Prostrate Cancer Screening -- Finding Clarity in the Controversy
Should you get screened for prostate cancer?
Posted July 7, 2010
I'm just going to get it out there: since I started my general medicine practice last July I have not screened a single patient for prostate cancer. Not one.
For the men out there who are unaware of the controversy around prostate cancer screening and who get their PSA blood test and rectal exam every year, this will come as an absolute shock. To the initiated, doctors and patients who are familiar with what is probably the greatest controversy in preventive health care, this admission will be interesting but not head turning. They know the data supporting prostate cancer screening is poor but at the same time may be surprised that my patients and I have taken such a definite stance on it.
Overall, deaths rates from prostate cancer have decreased since screening was widely adopted in the early 1990s. However, from clinical trials in which men were randomized to receiving screening or no screening, there have been no consistent differences in deaths rates from prostate cancer - the men who get screened for prostate cancer with PSA blood tests and rectal exams fair no differently than men who aren't screened. What's more is that men who receive screening get a lot more testing, a lot more biopsies, and a lot more treatment including surgery and radiation therapy, but again, without any clear benefit.

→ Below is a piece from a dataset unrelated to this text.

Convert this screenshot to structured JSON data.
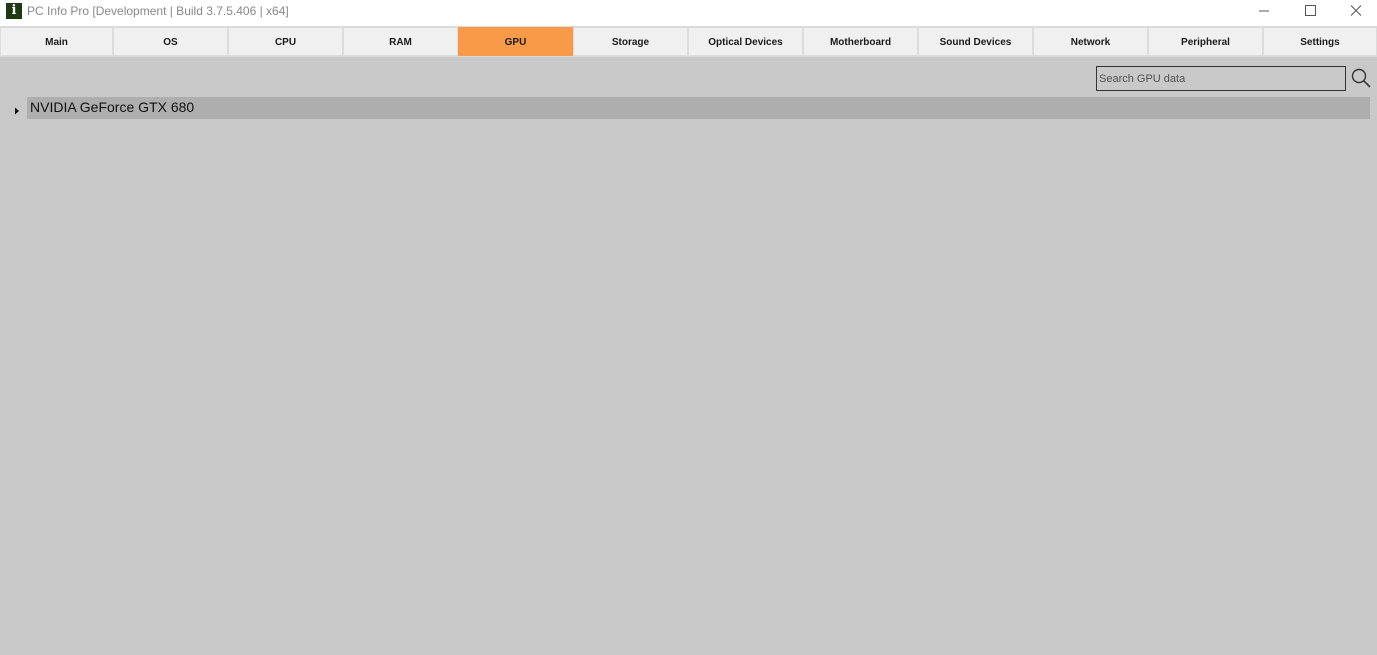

Last March the New England Journal of Medicine reported on the early results of two large-scale clinical trials - the U.S. Prostate, Lung, Colorectal, and Ovarian (PLCO) Cancer Screening Trial and the European Randomized Study of Screening for Prostate Cancer (ERSPC) - that many hoped would end the prostate cancer controversy. But these results too were mixed. While the PLCO trial showed no reduction in deaths from prostate cancer through screening, the ERSPC showed a small mortality benefit. Both trials had significant flaws though many experts favor the ERSPC trial because fewer men in the non-screened group received screening compared to the PLCO study (less cross-contamination). However, even if you accept the ERSPC data, the numbers in support of prostate cancer screening are sobering: in order to prevent one death from prostate cancer 1410 men would have to be offered screening and an additional 48 would need to be treated.
It turns out that your take on prostate cancer screening depends largely on your approach to evidence-based medicine. In a simplified view, there are the Whys and Why-nots. The Why-nots feel that we have the technology to screen for prostate cancer, that while the evidence is not clear that prostate cancer screening improves outcomes screening makes sense, and that doing something to stop this terrible disease is better than doing nothing. In short, Why-nots need a good reason not to screen for prostate cancer and, in the absence of one, they support it. The Whys simply feel there is no convincing evidence to support prostate cancer screening because it has not been definitively shown to saves lives. Whys need a good reason to screen for prostate cancer and in the absence of one they are against routine screening.
Early in my medical training I became a Why. I'm only going to recommend screening to a patient that comes to see me in clinic when the evidence is clear it's going to help him. Yes, prostate cancer is a horrible disease. Yes, PSA blood tests and rectal exams are the best we got. And yes, some studies have shown that screening improves health and that additional studies may one day once and for all make a definitive case for screening. But until then I'm going to offer prostate cancer screening to my male patients without endorsing it. I'm going to inform them of the controversy, the plusses and the minuses. And then I'm going to make the best use of the 15 minutes I have with my patient and move on to those preventive health measures that are actually proven to make a difference.
The United States Preventive Services Task Force (USPSTF), the gold standard in preventive services, also generally takes the Why approach. When they last evaluated the evidence in August 2008 (before the PLCO and ERSPC results were available), they concluded that the current evidence was insufficient to assess the balance of benefits and harms of screening in men younger than 75 years. In men over age 75, the task force recommended against screening.
Regardless of which side you take, the key is what you say to the patient in front of you. Whether or not a doctor supports prostate cancer screening, it is the patient who ultimately decides for himself what is best. Until the evidence offers any more clarity (the PLCO and ERSPC trials are ongoing), no doctor should be strongly advocating for or against screening and must be wary of the subtext as well as the text of their discussions.
With zero patients in one year electing to undergo screening for prostate cancer, despite "fair and objective" counseling about both sides of the issue, I for one will be taking a closer look at what I say to my patients about prostate cancer.
Copyright Shantanu Nundy, M.D.
To learn more about prostate cancer screening, visit http://www.cancer.gov/cancertopics/pdq/screening/prostate/patient.
To read USPSTF's guidelines, visit http://www.ahrq.gov/CLINIC/uspstf/uspsprca.htm.
The NEJM articles I referenced are N Engl J Med 2009;360:1310-1319 (PLCO study) and N Engl J Med 2009;360:1320-1328 (ERSPC).